Should a line in the entries below contain "icon", return that line.

(App and web page records)
★ ★ ★ ★
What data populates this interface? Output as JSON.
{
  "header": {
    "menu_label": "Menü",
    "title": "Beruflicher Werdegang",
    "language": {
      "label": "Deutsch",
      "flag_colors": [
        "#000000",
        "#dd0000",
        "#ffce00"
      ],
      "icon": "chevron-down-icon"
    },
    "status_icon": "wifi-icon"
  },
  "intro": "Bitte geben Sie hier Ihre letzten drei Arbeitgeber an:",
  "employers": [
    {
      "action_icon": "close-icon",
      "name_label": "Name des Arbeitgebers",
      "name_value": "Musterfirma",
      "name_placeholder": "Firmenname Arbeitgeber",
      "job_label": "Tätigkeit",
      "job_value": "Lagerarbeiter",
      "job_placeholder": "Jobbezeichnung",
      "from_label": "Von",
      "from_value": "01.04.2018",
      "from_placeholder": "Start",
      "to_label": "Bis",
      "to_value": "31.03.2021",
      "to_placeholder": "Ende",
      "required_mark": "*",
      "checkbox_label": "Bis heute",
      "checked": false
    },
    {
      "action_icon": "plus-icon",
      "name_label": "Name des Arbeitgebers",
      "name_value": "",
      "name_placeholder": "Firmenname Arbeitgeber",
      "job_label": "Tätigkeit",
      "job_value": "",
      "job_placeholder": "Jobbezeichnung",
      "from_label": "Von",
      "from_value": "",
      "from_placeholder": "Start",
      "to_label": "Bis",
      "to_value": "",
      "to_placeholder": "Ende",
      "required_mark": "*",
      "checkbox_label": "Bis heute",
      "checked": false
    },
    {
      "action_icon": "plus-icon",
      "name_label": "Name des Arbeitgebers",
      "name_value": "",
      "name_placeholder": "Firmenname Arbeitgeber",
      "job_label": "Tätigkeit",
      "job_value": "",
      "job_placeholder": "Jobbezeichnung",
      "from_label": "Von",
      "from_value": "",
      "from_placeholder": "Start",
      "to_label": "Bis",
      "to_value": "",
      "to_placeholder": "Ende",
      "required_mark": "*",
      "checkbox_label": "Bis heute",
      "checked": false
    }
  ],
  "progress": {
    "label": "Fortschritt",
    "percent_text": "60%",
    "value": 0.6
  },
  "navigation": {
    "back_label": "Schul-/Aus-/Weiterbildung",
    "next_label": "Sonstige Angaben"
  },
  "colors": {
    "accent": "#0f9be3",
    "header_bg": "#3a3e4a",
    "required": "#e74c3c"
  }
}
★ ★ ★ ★
* [ANSWER BOX]
      "icon": "chevron-down-icon"
    "status_icon": "wifi-icon"
      "action_icon": "close-icon",
      "action_icon": "plus-icon",
      "action_icon": "plus-icon",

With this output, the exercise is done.